Global Voices’ Oiwan Lam highlighted concerns that such upgraded TV systems could potentially facilitate surveillance within the privacy of citizens’ homes. Lam cited a censored post from subcontractor Guangdong Aebell Technology Corporation that describes the Sharp Eyes system they are building, which “appropriates household TV sets and smartphones to enhance the extension of surveillance systems to households and individuals.” Lam added: “Some are worried that the system will be further appropriated for the monitoring of private spaces—that once the mobiles and TVs are connected to the network, their built-in cameras and microphones could be turned on by the network operator in order to surveil citizens in their own homes.” Additionally, Sharp Eyes may aid increased surveillance of religious practitioners. A citizen told Bitter Winter: “The CCP is already monitoring us in our homes, what privacy do we have left? It’s like we’ve all got ropes around our necks and are being led on leashes. We’re all living under a microscope, and it’s terrifying.”

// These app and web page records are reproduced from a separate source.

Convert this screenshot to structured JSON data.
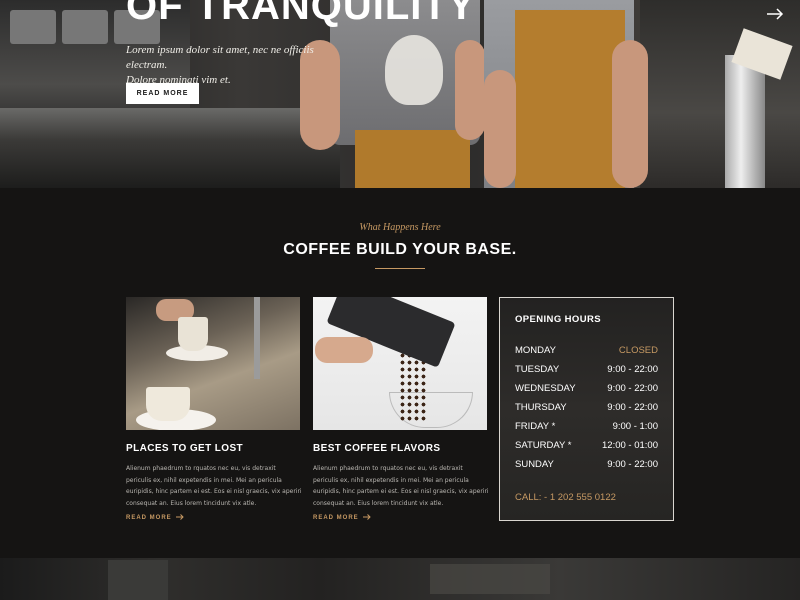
{
  "hero": {
    "title": "OF TRANQUILITY",
    "subtitle_line1": "Lorem ipsum dolor sit amet, nec ne officiis electram.",
    "subtitle_line2": "Dolore nominati vim et.",
    "button_label": "READ MORE",
    "next_icon": "arrow-right-icon"
  },
  "section": {
    "kicker": "What Happens Here",
    "title": "COFFEE BUILD YOUR BASE."
  },
  "cards": [
    {
      "title": "PLACES TO GET LOST",
      "text": "Alienum phaedrum to rquatos nec eu, vis detraxit periculis ex, nihil expetendis in mei. Mei an pericula euripidis, hinc partem ei est. Eos ei nisl graecis, vix aperiri consequat an. Eius lorem tincidunt vix atle.",
      "link": "READ MORE"
    },
    {
      "title": "BEST COFFEE FLAVORS",
      "text": "Alienum phaedrum to rquatos nec eu, vis detraxit periculis ex, nihil expetendis in mei. Mei an pericula euripidis, hinc partem ei est. Eos ei nisl graecis, vix aperiri consequat an. Eius lorem tincidunt vix atle.",
      "link": "READ MORE"
    }
  ],
  "hours": {
    "title": "OPENING HOURS",
    "rows": [
      {
        "day": "MONDAY",
        "time": "CLOSED"
      },
      {
        "day": "TUESDAY",
        "time": "9:00 - 22:00"
      },
      {
        "day": "WEDNESDAY",
        "time": "9:00 - 22:00"
      },
      {
        "day": "THURSDAY",
        "time": "9:00 - 22:00"
      },
      {
        "day": "FRIDAY *",
        "time": "9:00 - 1:00"
      },
      {
        "day": "SATURDAY *",
        "time": "12:00 - 01:00"
      },
      {
        "day": "SUNDAY",
        "time": "9:00 - 22:00"
      }
    ],
    "call": "CALL: - 1 202 555 0122"
  },
  "colors": {
    "accent": "#c69963",
    "background": "#151413"
  }
}
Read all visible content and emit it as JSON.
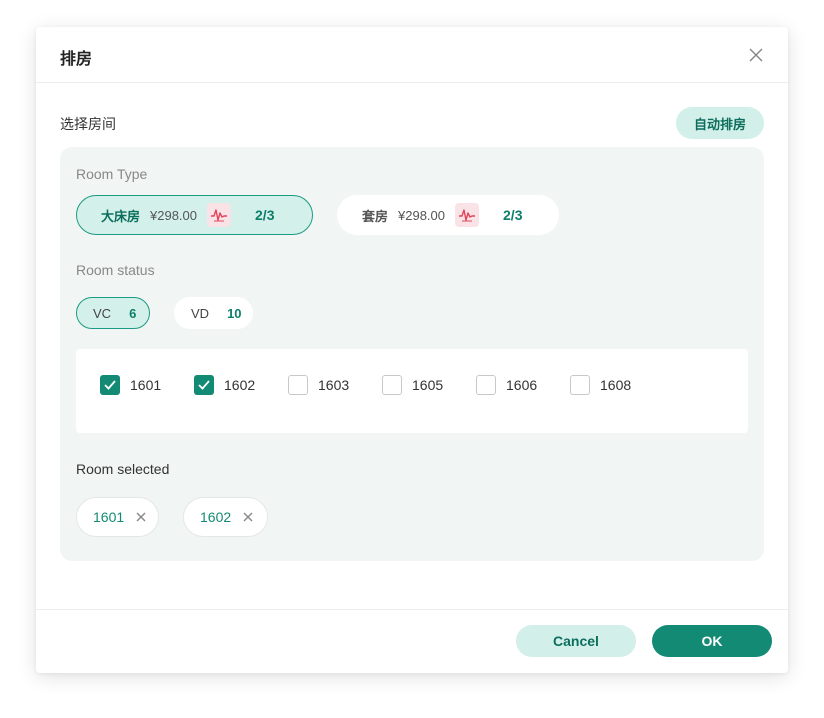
{
  "dialog": {
    "title": "排房",
    "section_label": "选择房间",
    "auto_button": "自动排房"
  },
  "room_type": {
    "label": "Room  Type",
    "items": [
      {
        "name": "大床房",
        "price": "¥298.00",
        "icon": "chart-line-icon",
        "count": "2/3",
        "selected": true
      },
      {
        "name": "套房",
        "price": "¥298.00",
        "icon": "chart-line-icon",
        "count": "2/3",
        "selected": false
      }
    ]
  },
  "room_status": {
    "label": "Room status",
    "items": [
      {
        "name": "VC",
        "count": "6",
        "selected": true
      },
      {
        "name": "VD",
        "count": "10",
        "selected": false
      }
    ]
  },
  "rooms": [
    {
      "number": "1601",
      "checked": true
    },
    {
      "number": "1602",
      "checked": true
    },
    {
      "number": "1603",
      "checked": false
    },
    {
      "number": "1605",
      "checked": false
    },
    {
      "number": "1606",
      "checked": false
    },
    {
      "number": "1608",
      "checked": false
    }
  ],
  "room_selected": {
    "label": "Room selected",
    "chips": [
      "1601",
      "1602"
    ]
  },
  "footer": {
    "cancel_label": "Cancel",
    "ok_label": "OK"
  },
  "colors": {
    "accent": "#128a74",
    "accent_light": "#d4f0ea",
    "panel_bg": "#f1f5f4",
    "icon_bg": "#f9e3e6",
    "icon_stroke": "#e0455c"
  }
}
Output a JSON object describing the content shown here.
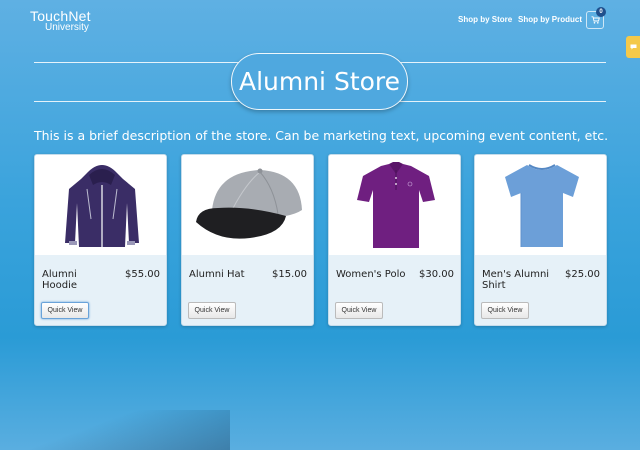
{
  "header": {
    "logo_top": "TouchNet",
    "logo_bottom": "University",
    "nav": [
      {
        "label": "Shop by Store"
      },
      {
        "label": "Shop by Product"
      }
    ],
    "cart_count": "0"
  },
  "title": "Alumni Store",
  "description": "This is a brief description of the store. Can be marketing text, upcoming event content, etc.",
  "products": [
    {
      "name": "Alumni Hoodie",
      "price": "$55.00",
      "button": "Quick View",
      "icon": "hoodie-image"
    },
    {
      "name": "Alumni Hat",
      "price": "$15.00",
      "button": "Quick View",
      "icon": "hat-image"
    },
    {
      "name": "Women's Polo",
      "price": "$30.00",
      "button": "Quick View",
      "icon": "polo-image"
    },
    {
      "name": "Men's Alumni Shirt",
      "price": "$25.00",
      "button": "Quick View",
      "icon": "tshirt-image"
    }
  ],
  "colors": {
    "background": "#3aa3dc",
    "card": "#e6f1f8",
    "badge": "#1f4f8c",
    "side_tab": "#f4c94a"
  }
}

Sharp Eyes, Blurred Edges
In an upcoming post in our Sharp Eyes series, we will detail the scope and scale of select projects nationwide, noting which companies are involved. Before we dive further, however, it is worth noting a few caveats. Given that Sharp Eyes is often seen as an extension of Skynet, and therefore dovetails with the ongoing Safe Cities initiative, statistics on the number of cameras and projects are often lumped together in Chinese coverage. For instance, one Chinese resource claims that there were 3,559 projects in 2018 in the “security monitoring” industry, Sharp Eyes, and Safe Cities domains, which accounted for 70% of all projects nationwide. English language coverage from IHS Markit research claims that China had 176 million cameras nationwide by 2016, with a projected tripling to 626 million by 2020. Concrete camera figures for each program, and clear lines between the numbers of cameras with and without integrated facial recognition features, are not always readily available or verifiable. As a natural extension of this, both English and Chinese coverage can conflate other national surveillance programs, or localized, independent surveillance projects in testing grounds such as Xinjiang, with Skynet or Sharp Eyes.
Lastly, the vast majority of resources consulted are from publicly available, online Chinese sources. These are either state media reports, analyses from websites targeting the domestic public security and surveillance industries, or tender documents from government sources. We cannot independently verify the progress of the projects we’ve identified, nor the veracity of the information provided.
This post was co-written by Dahlia Peterson and Josh Rudolph, with research assistance from Cindy. Dahlia Peterson is a Research Analyst at the Center for Security and Emerging Technology at Georgetown University. Additional posts in this series will be published in coming days.